Love the mommas: The separation the mother feels is unnatural to her. It feels like a part of you is missing. Pumping in a sterile hospital room, transporting milk to the hospital every day, separation from your baby (or babies), medical terminology you aren’t familiar with, and recovering from a physically traumatic event all contribute to emotional and physical fatigue. There is so much unknown. Will my baby survive? Will he have long-term health problems? Will I be able to care for him if he does? Our church provided meals for us the entire time we were driving back and forth to the NICU, and arranged for transportation for me to get to the hospital every day since I was unable to drive. This transformed my experience and gave me the energy I needed to care for my babies. But even as I type this I recognize there is a lot of privilege that is wrapped up into my NICU experience. I didn’t have to go back to work. I lived near the hospital. I could afford to stay at the hospital if I wanted to. I could even afford to eat lunch at the hospital if I stayed later than I anticipated. I had insurance that provide a hospital grade pump for me. I am married and didn’t walk through the difficulty alone. Prematurity is often tied to poverty, and it is a vicious cycle. From the chance to receive good prenatal care to the care needed after hospital discharge, pregnancy alone is overwhelming to someone living in poverty, and adding a premature baby to the mix only heightens that feeling. As Christians, we could do a lot to bolster our argument for the value of all life by loving pregnant women well (especially those in poverty) and loving mothers of premature infants well (especially those who feel all alone).

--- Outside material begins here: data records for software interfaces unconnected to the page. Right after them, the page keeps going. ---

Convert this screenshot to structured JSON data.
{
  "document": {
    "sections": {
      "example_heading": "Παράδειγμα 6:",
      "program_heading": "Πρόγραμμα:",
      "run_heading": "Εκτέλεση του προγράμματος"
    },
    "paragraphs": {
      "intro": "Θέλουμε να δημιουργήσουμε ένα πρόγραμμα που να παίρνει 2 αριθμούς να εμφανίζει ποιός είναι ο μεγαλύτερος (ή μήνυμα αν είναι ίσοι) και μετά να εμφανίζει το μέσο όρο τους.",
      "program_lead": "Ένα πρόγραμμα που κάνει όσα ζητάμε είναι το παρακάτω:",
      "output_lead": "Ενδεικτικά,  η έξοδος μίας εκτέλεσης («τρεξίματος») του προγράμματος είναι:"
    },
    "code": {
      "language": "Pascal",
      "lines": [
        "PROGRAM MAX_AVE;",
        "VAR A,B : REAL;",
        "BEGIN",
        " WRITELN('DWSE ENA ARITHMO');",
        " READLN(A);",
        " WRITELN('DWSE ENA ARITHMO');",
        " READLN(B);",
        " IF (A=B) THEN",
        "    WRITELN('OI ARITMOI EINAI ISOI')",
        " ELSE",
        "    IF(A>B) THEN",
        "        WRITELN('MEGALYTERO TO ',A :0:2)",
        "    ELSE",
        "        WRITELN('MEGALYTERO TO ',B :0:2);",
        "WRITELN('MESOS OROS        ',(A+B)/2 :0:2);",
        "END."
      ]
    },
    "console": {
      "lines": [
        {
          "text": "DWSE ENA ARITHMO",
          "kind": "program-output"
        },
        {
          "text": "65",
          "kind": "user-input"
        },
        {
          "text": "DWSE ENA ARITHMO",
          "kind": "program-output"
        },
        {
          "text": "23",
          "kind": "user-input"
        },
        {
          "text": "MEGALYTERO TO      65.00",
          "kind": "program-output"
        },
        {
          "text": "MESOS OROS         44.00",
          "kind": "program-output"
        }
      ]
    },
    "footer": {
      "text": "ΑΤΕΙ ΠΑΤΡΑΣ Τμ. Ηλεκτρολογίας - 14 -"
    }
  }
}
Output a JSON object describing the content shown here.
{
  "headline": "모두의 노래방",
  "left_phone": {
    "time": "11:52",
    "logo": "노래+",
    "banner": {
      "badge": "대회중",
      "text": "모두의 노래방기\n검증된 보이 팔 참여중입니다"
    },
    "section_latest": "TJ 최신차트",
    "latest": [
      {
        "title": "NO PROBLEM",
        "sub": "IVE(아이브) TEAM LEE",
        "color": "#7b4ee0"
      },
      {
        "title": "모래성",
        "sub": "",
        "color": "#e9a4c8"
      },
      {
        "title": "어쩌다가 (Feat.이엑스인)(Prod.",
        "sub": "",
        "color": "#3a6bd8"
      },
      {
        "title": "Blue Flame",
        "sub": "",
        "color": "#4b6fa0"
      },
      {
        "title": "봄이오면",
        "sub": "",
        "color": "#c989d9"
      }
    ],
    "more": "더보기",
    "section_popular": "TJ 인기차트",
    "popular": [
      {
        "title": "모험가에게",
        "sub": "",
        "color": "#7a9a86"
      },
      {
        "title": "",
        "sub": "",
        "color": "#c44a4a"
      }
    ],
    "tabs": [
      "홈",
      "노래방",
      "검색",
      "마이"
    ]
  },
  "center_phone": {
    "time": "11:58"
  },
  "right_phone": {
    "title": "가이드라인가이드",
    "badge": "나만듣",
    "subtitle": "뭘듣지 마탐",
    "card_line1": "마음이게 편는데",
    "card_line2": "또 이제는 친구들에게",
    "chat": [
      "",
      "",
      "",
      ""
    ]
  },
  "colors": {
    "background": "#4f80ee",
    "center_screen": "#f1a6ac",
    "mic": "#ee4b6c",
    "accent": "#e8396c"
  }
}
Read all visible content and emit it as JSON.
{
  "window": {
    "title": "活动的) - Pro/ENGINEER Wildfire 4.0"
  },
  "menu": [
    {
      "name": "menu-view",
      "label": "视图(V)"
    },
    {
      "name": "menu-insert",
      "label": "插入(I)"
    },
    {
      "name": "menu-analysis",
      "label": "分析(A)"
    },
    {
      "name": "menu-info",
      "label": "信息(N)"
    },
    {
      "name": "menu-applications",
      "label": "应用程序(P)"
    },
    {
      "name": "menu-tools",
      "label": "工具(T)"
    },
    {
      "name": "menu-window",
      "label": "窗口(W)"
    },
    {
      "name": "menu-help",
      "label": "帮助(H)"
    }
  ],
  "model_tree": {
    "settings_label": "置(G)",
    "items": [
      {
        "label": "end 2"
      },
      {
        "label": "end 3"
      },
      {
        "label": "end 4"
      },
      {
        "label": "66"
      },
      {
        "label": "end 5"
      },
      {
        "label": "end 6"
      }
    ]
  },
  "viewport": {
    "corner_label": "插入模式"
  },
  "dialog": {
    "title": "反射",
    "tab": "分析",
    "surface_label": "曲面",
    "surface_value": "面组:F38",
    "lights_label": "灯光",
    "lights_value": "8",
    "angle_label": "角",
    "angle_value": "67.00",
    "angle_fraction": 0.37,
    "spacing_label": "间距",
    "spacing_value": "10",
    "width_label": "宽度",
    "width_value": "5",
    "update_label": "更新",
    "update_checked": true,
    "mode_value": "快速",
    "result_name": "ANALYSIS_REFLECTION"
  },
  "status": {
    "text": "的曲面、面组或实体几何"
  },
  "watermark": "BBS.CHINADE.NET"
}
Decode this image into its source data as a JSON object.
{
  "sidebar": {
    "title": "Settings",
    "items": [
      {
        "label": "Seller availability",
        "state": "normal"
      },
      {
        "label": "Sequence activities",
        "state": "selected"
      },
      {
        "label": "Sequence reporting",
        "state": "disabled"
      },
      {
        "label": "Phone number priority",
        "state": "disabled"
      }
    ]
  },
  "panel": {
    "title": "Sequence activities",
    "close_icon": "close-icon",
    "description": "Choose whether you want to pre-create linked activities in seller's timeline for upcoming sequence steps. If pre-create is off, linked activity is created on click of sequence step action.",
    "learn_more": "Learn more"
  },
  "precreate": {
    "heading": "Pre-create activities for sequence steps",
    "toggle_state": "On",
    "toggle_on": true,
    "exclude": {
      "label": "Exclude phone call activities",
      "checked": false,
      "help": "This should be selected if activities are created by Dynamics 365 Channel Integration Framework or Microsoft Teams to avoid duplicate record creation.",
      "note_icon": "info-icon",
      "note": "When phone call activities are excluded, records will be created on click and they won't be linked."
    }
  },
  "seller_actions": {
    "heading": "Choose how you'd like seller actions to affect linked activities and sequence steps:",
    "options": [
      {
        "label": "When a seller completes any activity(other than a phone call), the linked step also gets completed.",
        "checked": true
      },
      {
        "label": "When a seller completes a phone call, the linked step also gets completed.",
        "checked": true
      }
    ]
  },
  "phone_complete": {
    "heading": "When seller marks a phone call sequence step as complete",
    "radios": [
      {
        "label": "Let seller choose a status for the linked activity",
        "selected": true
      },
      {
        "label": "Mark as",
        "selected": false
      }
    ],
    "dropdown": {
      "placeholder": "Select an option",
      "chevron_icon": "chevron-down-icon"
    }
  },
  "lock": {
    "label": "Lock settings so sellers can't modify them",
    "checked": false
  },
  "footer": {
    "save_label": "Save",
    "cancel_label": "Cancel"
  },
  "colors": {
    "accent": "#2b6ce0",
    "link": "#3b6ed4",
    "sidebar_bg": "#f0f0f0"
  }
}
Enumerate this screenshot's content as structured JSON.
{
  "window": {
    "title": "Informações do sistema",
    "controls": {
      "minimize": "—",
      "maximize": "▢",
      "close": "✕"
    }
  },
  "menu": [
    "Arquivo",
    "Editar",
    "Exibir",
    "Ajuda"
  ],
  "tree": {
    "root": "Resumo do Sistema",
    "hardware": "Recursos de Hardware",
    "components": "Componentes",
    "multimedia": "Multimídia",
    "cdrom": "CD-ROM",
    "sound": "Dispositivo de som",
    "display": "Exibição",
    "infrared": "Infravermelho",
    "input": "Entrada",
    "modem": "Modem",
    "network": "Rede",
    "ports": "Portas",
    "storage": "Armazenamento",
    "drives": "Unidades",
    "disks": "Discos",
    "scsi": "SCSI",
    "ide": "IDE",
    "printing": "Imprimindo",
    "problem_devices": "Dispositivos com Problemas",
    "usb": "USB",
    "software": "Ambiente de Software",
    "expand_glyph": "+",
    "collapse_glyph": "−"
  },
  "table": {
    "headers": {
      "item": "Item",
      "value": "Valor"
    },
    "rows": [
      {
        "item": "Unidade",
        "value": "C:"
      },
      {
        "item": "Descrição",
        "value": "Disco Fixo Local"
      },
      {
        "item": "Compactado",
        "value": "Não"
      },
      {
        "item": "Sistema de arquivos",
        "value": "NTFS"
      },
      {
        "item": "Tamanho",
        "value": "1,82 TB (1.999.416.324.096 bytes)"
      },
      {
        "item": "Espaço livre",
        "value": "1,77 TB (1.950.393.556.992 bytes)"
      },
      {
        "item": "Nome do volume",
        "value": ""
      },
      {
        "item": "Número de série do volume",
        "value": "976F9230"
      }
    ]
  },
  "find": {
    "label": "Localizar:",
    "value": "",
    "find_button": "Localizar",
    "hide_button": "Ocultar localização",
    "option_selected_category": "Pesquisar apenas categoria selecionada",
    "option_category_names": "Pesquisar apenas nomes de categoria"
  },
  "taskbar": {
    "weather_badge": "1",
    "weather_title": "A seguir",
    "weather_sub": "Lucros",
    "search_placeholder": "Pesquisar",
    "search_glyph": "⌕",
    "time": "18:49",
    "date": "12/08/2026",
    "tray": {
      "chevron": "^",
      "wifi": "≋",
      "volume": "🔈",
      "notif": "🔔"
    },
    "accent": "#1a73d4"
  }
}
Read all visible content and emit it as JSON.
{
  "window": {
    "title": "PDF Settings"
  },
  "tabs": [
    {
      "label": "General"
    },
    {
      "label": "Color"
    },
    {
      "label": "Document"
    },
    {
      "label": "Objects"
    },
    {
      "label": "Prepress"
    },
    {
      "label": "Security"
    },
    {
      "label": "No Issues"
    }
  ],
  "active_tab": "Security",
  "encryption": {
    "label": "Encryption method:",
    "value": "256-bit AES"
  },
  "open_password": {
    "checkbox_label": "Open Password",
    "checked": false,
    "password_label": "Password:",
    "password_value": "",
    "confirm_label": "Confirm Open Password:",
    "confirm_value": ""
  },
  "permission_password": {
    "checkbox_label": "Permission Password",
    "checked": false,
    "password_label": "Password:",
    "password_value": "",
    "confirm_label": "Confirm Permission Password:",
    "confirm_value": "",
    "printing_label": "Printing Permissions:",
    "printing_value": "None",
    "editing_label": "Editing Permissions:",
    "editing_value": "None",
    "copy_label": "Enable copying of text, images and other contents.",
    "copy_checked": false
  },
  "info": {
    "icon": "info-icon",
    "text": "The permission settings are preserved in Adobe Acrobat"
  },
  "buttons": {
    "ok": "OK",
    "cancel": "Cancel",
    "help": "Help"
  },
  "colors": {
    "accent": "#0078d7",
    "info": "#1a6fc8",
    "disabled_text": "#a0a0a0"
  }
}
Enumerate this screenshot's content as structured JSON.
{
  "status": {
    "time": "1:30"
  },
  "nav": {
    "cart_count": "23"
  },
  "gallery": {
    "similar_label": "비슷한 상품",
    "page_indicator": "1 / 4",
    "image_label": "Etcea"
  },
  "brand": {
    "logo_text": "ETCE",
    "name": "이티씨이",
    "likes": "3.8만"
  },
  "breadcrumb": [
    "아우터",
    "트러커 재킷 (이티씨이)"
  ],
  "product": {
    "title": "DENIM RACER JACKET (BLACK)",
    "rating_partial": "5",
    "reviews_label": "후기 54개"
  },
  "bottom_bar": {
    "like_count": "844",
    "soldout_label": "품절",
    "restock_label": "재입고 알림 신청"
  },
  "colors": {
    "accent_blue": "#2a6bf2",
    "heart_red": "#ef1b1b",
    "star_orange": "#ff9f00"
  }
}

Every day there are fragile babies lying in a hospital room somewhere who if they were still in utero are legally allowed to be killed. I’ve seen them with my own eyes and held them with my own hands. The more we advance in our understanding of how a baby can survive outside of the womb, the better our argument against killing them inside the womb gets. The pro-life cause wins when babies live and thrive at every stage—from eight weeks early to five days late. The pro-life cause wins when we acknowledge that pregnancy isn’t just about a baby, but a mother, too. And loving NICU babies and their mommas is a good place to start in practically living out what it means to be pro-life.
****This post is in support of the Evangelicals for Life Conference put on by the Ethics and Religious Liberty Commission (January 21-22, 2016 in Washington D.C.). If you are interested in attending or viewing the simulcast you can register here.